Hyperacute Rejection is a type of transplant rejection that happens immediately within minutes of receiving a new organ transplant. Hyperacute rejection is caused by pre-existing antibodies against the graft. These are mainly IgG antibodies targeted against donor ABO or HLA antigens. Since hyperacute rejection is an unwanted immune reaction mediated by antibodies, it is technically a type 2 hypersensitivity reaction. On pathology, hyperacute rejection is characterized by widespread thrombosis or formation of blood clots, which ultimately cuts off blood supply to the transplanted organ.

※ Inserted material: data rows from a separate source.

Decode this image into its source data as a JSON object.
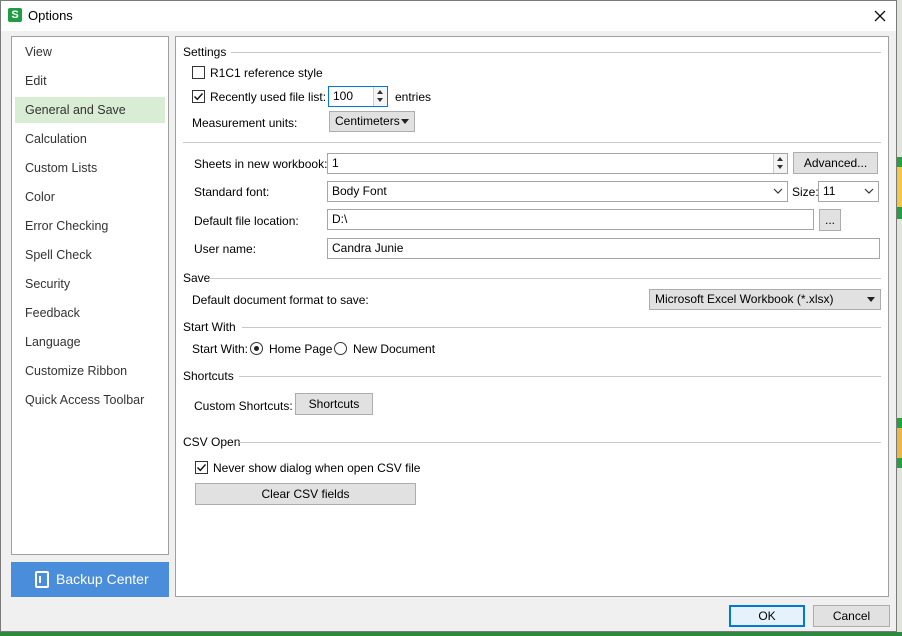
{
  "window": {
    "title": "Options",
    "app_icon": "S"
  },
  "sidebar": {
    "items": [
      {
        "label": "View"
      },
      {
        "label": "Edit"
      },
      {
        "label": "General and Save",
        "active": true
      },
      {
        "label": "Calculation"
      },
      {
        "label": "Custom Lists"
      },
      {
        "label": "Color"
      },
      {
        "label": "Error Checking"
      },
      {
        "label": "Spell Check"
      },
      {
        "label": "Security"
      },
      {
        "label": "Feedback"
      },
      {
        "label": "Language"
      },
      {
        "label": "Customize Ribbon"
      },
      {
        "label": "Quick Access Toolbar"
      }
    ],
    "backup_label": "Backup Center"
  },
  "settings": {
    "heading": "Settings",
    "r1c1_label": "R1C1 reference style",
    "r1c1_checked": false,
    "recent_label": "Recently used file list:",
    "recent_checked": true,
    "recent_value": "100",
    "recent_suffix": "entries",
    "units_label": "Measurement units:",
    "units_value": "Centimeters",
    "sheets_label": "Sheets in new workbook:",
    "sheets_value": "1",
    "advanced_label": "Advanced...",
    "font_label": "Standard font:",
    "font_value": "Body Font",
    "size_label": "Size:",
    "size_value": "11",
    "location_label": "Default file location:",
    "location_value": "D:\\",
    "browse_label": "...",
    "username_label": "User name:",
    "username_value": "Candra Junie"
  },
  "save": {
    "heading": "Save",
    "format_label": "Default document format to save:",
    "format_value": "Microsoft Excel Workbook (*.xlsx)"
  },
  "start_with": {
    "heading": "Start With",
    "label": "Start With:",
    "options": [
      {
        "label": "Home Page",
        "selected": true
      },
      {
        "label": "New Document",
        "selected": false
      }
    ]
  },
  "shortcuts": {
    "heading": "Shortcuts",
    "label": "Custom Shortcuts:",
    "button": "Shortcuts"
  },
  "csv": {
    "heading": "CSV Open",
    "never_show_label": "Never show dialog when open CSV file",
    "never_show_checked": true,
    "clear_button": "Clear CSV fields"
  },
  "footer": {
    "ok": "OK",
    "cancel": "Cancel"
  },
  "colors": {
    "accent": "#4a8ddb",
    "active_item": "#d9ecd4",
    "app_green": "#1f9d45"
  }
}
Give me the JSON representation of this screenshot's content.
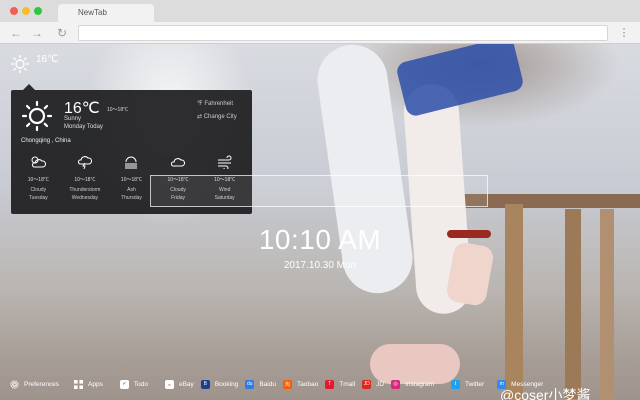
{
  "browser": {
    "tab_title": "NewTab",
    "nav": {
      "back_icon": "back-arrow-icon",
      "forward_icon": "forward-arrow-icon",
      "reload_icon": "reload-icon"
    },
    "address": ""
  },
  "weather_mini": {
    "temp": "16℃",
    "icon": "sun-icon"
  },
  "weather_panel": {
    "temp": "16℃",
    "range": "10～18℃",
    "condition": "Sunny",
    "day": "Monday Today",
    "location": "Chongqing , China",
    "fahrenheit_label": "℉ Fahrenheit",
    "change_city_label": "⇄ Change City",
    "forecast": [
      {
        "range": "10～18℃",
        "condition": "Cloudy",
        "day": "Tuesday",
        "icon": "cloud-sun-icon"
      },
      {
        "range": "10～18℃",
        "condition": "Thunderstorm",
        "day": "Wednesday",
        "icon": "thunderstorm-icon"
      },
      {
        "range": "10～18℃",
        "condition": "Ash",
        "day": "Thursday",
        "icon": "haze-icon"
      },
      {
        "range": "10～18℃",
        "condition": "Cloudy",
        "day": "Friday",
        "icon": "cloud-icon"
      },
      {
        "range": "10～18℃",
        "condition": "Wind",
        "day": "Saturday",
        "icon": "wind-icon"
      }
    ]
  },
  "clock": {
    "time": "10:10 AM",
    "date": "2017.10.30 Mon"
  },
  "bottom_bar": [
    {
      "label": "Preferences",
      "icon": "gear-icon",
      "color": "#ffffff"
    },
    {
      "label": "Apps",
      "icon": "apps-grid-icon",
      "color": "#ffffff"
    },
    {
      "label": "Todo",
      "icon": "todo-check-icon",
      "color": "#ffffff"
    },
    {
      "label": "eBay",
      "icon": "ebay-icon",
      "color": "#ffffff"
    },
    {
      "label": "Booking",
      "icon": "booking-icon",
      "color": "#1c3f8c"
    },
    {
      "label": "Baidu",
      "icon": "baidu-icon",
      "color": "#2d7be5"
    },
    {
      "label": "Taobao",
      "icon": "taobao-icon",
      "color": "#ff5a00"
    },
    {
      "label": "Tmall",
      "icon": "tmall-icon",
      "color": "#e21a2c"
    },
    {
      "label": "JD",
      "icon": "jd-icon",
      "color": "#e1251b"
    },
    {
      "label": "Instagram",
      "icon": "instagram-icon",
      "color": "#d6297a"
    },
    {
      "label": "Twitter",
      "icon": "twitter-icon",
      "color": "#1da1f2"
    },
    {
      "label": "Messenger",
      "icon": "messenger-icon",
      "color": "#2f8bf2"
    }
  ],
  "watermark": "@coser小梦酱"
}
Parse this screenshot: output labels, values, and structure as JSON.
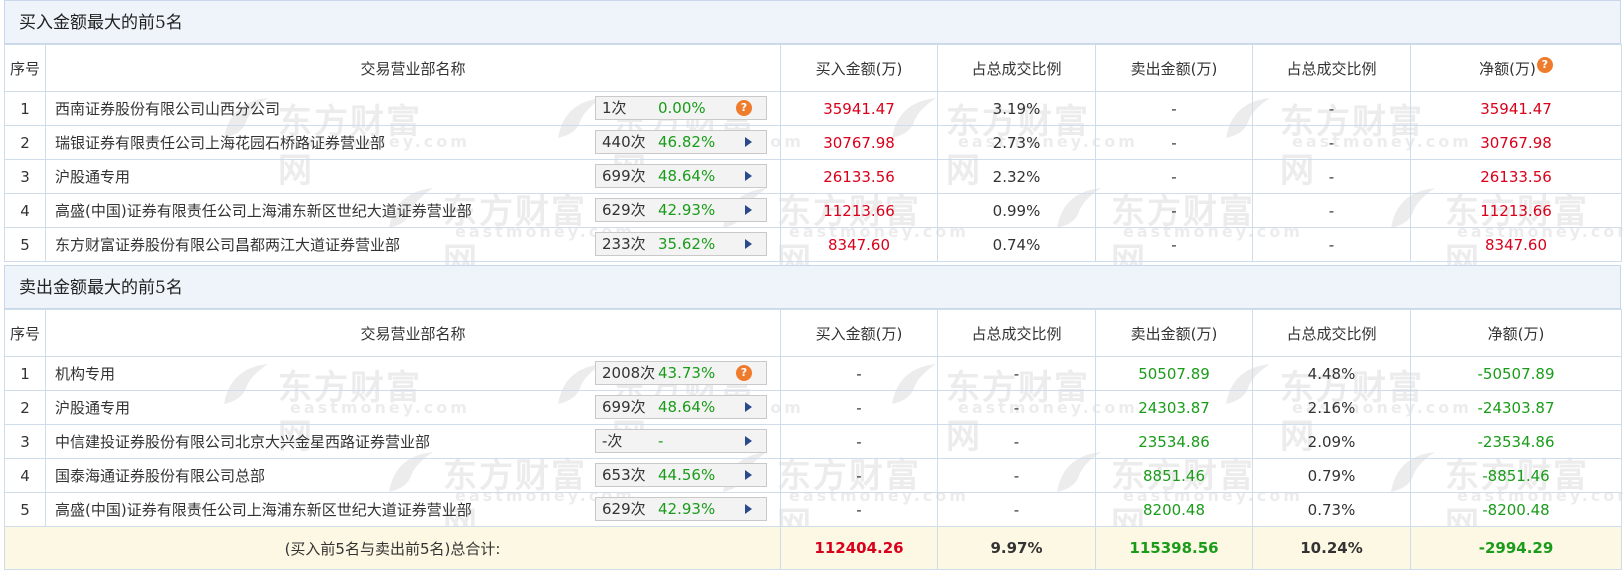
{
  "buy_section": {
    "title": "买入金额最大的前5名",
    "headers": [
      "序号",
      "交易营业部名称",
      "买入金额(万)",
      "占总成交比例",
      "卖出金额(万)",
      "占总成交比例",
      "净额(万)"
    ],
    "rows": [
      {
        "idx": "1",
        "name": "西南证券股份有限公司山西分公司",
        "count": "1次",
        "pct": "0.00%",
        "action": "help",
        "buy": "35941.47",
        "buy_ratio": "3.19%",
        "sell": "-",
        "sell_ratio": "-",
        "net": "35941.47"
      },
      {
        "idx": "2",
        "name": "瑞银证券有限责任公司上海花园石桥路证券营业部",
        "count": "440次",
        "pct": "46.82%",
        "action": "arrow",
        "buy": "30767.98",
        "buy_ratio": "2.73%",
        "sell": "-",
        "sell_ratio": "-",
        "net": "30767.98"
      },
      {
        "idx": "3",
        "name": "沪股通专用",
        "count": "699次",
        "pct": "48.64%",
        "action": "arrow",
        "buy": "26133.56",
        "buy_ratio": "2.32%",
        "sell": "-",
        "sell_ratio": "-",
        "net": "26133.56"
      },
      {
        "idx": "4",
        "name": "高盛(中国)证券有限责任公司上海浦东新区世纪大道证券营业部",
        "count": "629次",
        "pct": "42.93%",
        "action": "arrow",
        "buy": "11213.66",
        "buy_ratio": "0.99%",
        "sell": "-",
        "sell_ratio": "-",
        "net": "11213.66"
      },
      {
        "idx": "5",
        "name": "东方财富证券股份有限公司昌都两江大道证券营业部",
        "count": "233次",
        "pct": "35.62%",
        "action": "arrow",
        "buy": "8347.60",
        "buy_ratio": "0.74%",
        "sell": "-",
        "sell_ratio": "-",
        "net": "8347.60"
      }
    ]
  },
  "sell_section": {
    "title": "卖出金额最大的前5名",
    "headers": [
      "序号",
      "交易营业部名称",
      "买入金额(万)",
      "占总成交比例",
      "卖出金额(万)",
      "占总成交比例",
      "净额(万)"
    ],
    "rows": [
      {
        "idx": "1",
        "name": "机构专用",
        "count": "2008次",
        "pct": "43.73%",
        "action": "help",
        "buy": "-",
        "buy_ratio": "-",
        "sell": "50507.89",
        "sell_ratio": "4.48%",
        "net": "-50507.89"
      },
      {
        "idx": "2",
        "name": "沪股通专用",
        "count": "699次",
        "pct": "48.64%",
        "action": "arrow",
        "buy": "-",
        "buy_ratio": "-",
        "sell": "24303.87",
        "sell_ratio": "2.16%",
        "net": "-24303.87"
      },
      {
        "idx": "3",
        "name": "中信建投证券股份有限公司北京大兴金星西路证券营业部",
        "count": "-次",
        "pct": "-",
        "action": "arrow",
        "buy": "-",
        "buy_ratio": "-",
        "sell": "23534.86",
        "sell_ratio": "2.09%",
        "net": "-23534.86"
      },
      {
        "idx": "4",
        "name": "国泰海通证券股份有限公司总部",
        "count": "653次",
        "pct": "44.56%",
        "action": "arrow",
        "buy": "-",
        "buy_ratio": "-",
        "sell": "8851.46",
        "sell_ratio": "0.79%",
        "net": "-8851.46"
      },
      {
        "idx": "5",
        "name": "高盛(中国)证券有限责任公司上海浦东新区世纪大道证券营业部",
        "count": "629次",
        "pct": "42.93%",
        "action": "arrow",
        "buy": "-",
        "buy_ratio": "-",
        "sell": "8200.48",
        "sell_ratio": "0.73%",
        "net": "-8200.48"
      }
    ]
  },
  "total": {
    "label": "(买入前5名与卖出前5名)总合计:",
    "buy": "112404.26",
    "buy_ratio": "9.97%",
    "sell": "115398.56",
    "sell_ratio": "10.24%",
    "net": "-2994.29"
  },
  "watermark": {
    "cn": "东方财富网",
    "en": "eastmoney.com"
  },
  "icons": {
    "help": "question-circle-icon",
    "arrow": "triangle-right-icon"
  },
  "colors": {
    "buy": "#d9001b",
    "sell": "#1a9c1a",
    "header_bg": "#eef4fa",
    "total_bg": "#fdf8e4",
    "help_icon": "#ef7b2c",
    "arrow_icon": "#2b4a8c"
  }
}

There is no treatment for hyperacute rejection, and the graft must be removed. 

Key Points

  • Hyperacute Rejection
    • Occurs minutes after transplant (hyperacute)
    • Pre-existing recipient antibodies vs. graft
    • Widespread thrombosis of graft vessels
      • Results in ischemia and necrosis of the transplanted organ
    • No treatment (irreversible)
      • Graft must be removed